Today the United States Supreme Court will hear argument in Monsanto v. Geertson Seed Farms, the first time ever that the High Court has heard a dispute involving a genetically engineered crops. The decision may have broad impacts on how genetically engineered (GE) crops are treated by U.S. regulators and courts.
The case began in 2006 when the Center for Food Safety (CFS) sued the U.S. Department of Agriculture’s (USDA) on behalf of a coalition alfalfa conventional and organic farmers and environmental organizations over USDA’s approval of Monsanto’s GE “Roundup Ready” alfalfa, engineered to withstand repeated dousing of Monsanto’s herbicide Roundup. Farmers and environmental advocates raised alarm about the unintended spread of Monsanto’s patented variety and transgenic contamination of natural alfalfa given that alfalfa is pollinated by bees that can fly many miles distance.
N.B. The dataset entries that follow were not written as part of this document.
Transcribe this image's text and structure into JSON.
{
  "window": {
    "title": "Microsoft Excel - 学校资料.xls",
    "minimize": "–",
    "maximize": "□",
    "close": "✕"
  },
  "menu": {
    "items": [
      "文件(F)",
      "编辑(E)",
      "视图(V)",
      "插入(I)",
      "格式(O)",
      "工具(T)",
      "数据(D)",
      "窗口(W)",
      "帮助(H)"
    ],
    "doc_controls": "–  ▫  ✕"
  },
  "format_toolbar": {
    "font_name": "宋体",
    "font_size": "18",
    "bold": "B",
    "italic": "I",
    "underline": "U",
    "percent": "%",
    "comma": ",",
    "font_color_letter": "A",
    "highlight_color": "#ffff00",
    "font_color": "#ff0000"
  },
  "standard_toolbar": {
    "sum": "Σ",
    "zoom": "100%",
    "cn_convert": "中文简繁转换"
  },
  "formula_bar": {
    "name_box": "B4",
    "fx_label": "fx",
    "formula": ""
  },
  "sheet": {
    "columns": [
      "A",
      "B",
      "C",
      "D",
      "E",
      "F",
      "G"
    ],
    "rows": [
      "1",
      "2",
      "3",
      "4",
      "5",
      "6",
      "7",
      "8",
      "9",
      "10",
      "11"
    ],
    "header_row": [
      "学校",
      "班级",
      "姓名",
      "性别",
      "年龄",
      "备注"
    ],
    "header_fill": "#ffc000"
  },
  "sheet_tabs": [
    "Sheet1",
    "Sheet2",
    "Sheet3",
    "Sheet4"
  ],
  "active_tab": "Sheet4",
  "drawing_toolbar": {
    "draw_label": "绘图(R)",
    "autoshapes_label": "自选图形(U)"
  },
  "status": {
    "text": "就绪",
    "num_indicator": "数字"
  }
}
In 2007 a federal district court agreed with CFS, holding that USDA had illegally approved the GE alfalfa and stopped any further planting until USDA complied with environmental laws. Monsanto, who had intervened in the case, appealed the ruling, but a federal Court of Appeals agreed with CFS, first in 2008 and then again in 2009.
Now, Monsanto has taken their case to the only court left—the U.S. Supreme Court. Monsanto was able to get the Court to take the case over the objection of both CFS and USDA. The Court only hears about 80 cases a year out of around 8,000 attempts. Here’s the point Monsanto wants addressed: although it is undisputed that USDA violated environmental laws and that the agency must rigorously analyze the crop’s impacts if it is to again approve it for sale, Monsanto is arguing that the lower courts should have allowed the planting of the now-illegal crop to go forward anyway, before the agency did its homework All lower courts agreed that the planting of Roundup Ready alfalfa should halt because of the unknown and potentially harmful impacts of the crop on farmers’ livelihoods and the environment.
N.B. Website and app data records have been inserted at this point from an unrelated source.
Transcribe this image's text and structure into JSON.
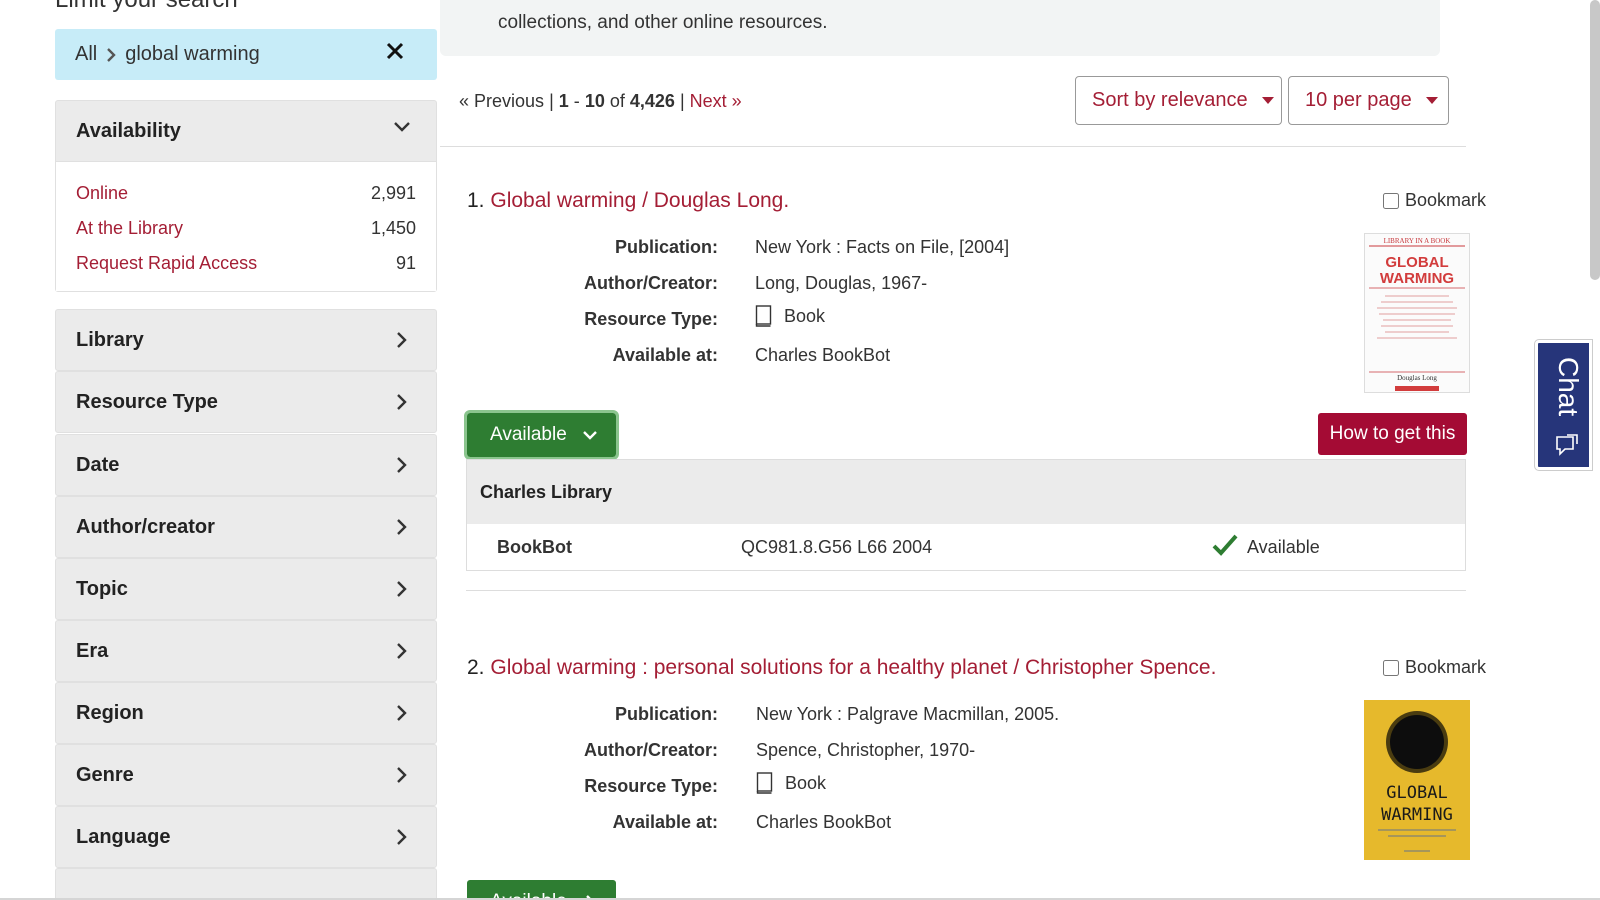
{
  "sidebar": {
    "title": "Limit your search",
    "constraint": {
      "scope": "All",
      "query": "global warming"
    },
    "availability": {
      "label": "Availability",
      "items": [
        {
          "label": "Online",
          "count": "2,991"
        },
        {
          "label": "At the Library",
          "count": "1,450"
        },
        {
          "label": "Request Rapid Access",
          "count": "91"
        }
      ]
    },
    "facets": [
      "Library",
      "Resource Type",
      "Date",
      "Author/creator",
      "Topic",
      "Era",
      "Region",
      "Genre",
      "Language"
    ]
  },
  "intro": {
    "text": "collections, and other online resources."
  },
  "pager": {
    "prev": "« Previous",
    "sep1": "|",
    "start": "1",
    "dash": "-",
    "end": "10",
    "of": "of",
    "total": "4,426",
    "sep2": "|",
    "next": "Next »"
  },
  "sort": {
    "label": "Sort by relevance"
  },
  "per_page": {
    "label": "10 per page"
  },
  "labels": {
    "publication": "Publication:",
    "author": "Author/Creator:",
    "resource_type": "Resource Type:",
    "available_at": "Available at:",
    "bookmark": "Bookmark"
  },
  "results": [
    {
      "number": "1.",
      "title": "Global warming / Douglas Long.",
      "publication": "New York : Facts on File, [2004]",
      "author": "Long, Douglas, 1967-",
      "resource_type": "Book",
      "available_at": "Charles BookBot",
      "availability_button": "Available",
      "how_to": "How to get this",
      "cover": {
        "top": "LIBRARY IN A BOOK",
        "title1": "GLOBAL",
        "title2": "WARMING",
        "author": "Douglas Long"
      },
      "holdings": {
        "library": "Charles Library",
        "location": "BookBot",
        "call_number": "QC981.8.G56 L66 2004",
        "status": "Available"
      }
    },
    {
      "number": "2.",
      "title": "Global warming : personal solutions for a healthy planet / Christopher Spence.",
      "publication": "New York : Palgrave Macmillan, 2005.",
      "author": "Spence, Christopher, 1970-",
      "resource_type": "Book",
      "available_at": "Charles BookBot",
      "availability_button": "Available",
      "cover": {
        "title1": "GLOBAL",
        "title2": "WARMING"
      }
    }
  ],
  "chat": {
    "label": "Chat"
  },
  "colors": {
    "link": "#a41e35",
    "available": "#2e7d32",
    "howto": "#a40b34",
    "chat": "#26357a",
    "constraint": "#c7ecf8"
  }
}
Some have tried to characterize the conflict in this case as an example of only the environmentalists vs. big business; that’s not accurate. This case pits Monsanto against hugely important sectors of U.S. agriculture, the public interest in protecting our environment. In addition, interested parties ranging from farmers unions and food companies to scientific experts, legal scholars, and three states’ attorneys general have all filed briefs to the U.S. Supreme Court in support of The Center for Food Safety and opposed to Monsanto.
The full throated support of these 63 high-profile individuals and groups is extraordinarily encouraging, but on Tuesday, it will be the Supreme Court who will hear the case and eventually make the decision. Because the ramifications of this case will extend beyond our borders, affecting the health and status of world markets for US alfalfa, and impacting the future of the fastest growing sector of the US agriculture market–organic–it’s safe to say the whole world will be watching the outcome.
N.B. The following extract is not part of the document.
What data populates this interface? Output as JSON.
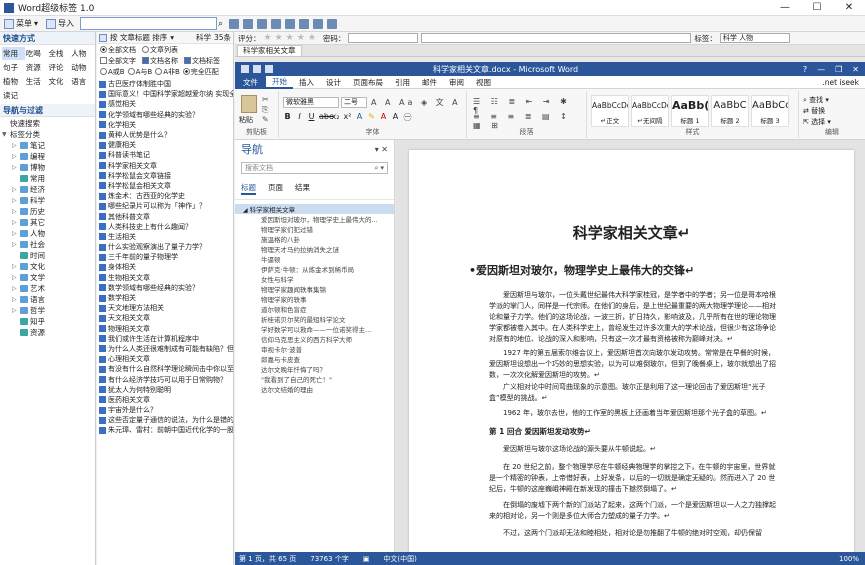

Check the website, and join our True Food Network for more information about the Supreme Court case and our work on GMO crops and foods. You can also check out our Shoppers Guide to Avoiding GMO foods.
Originally Published on A Month Without Monsanto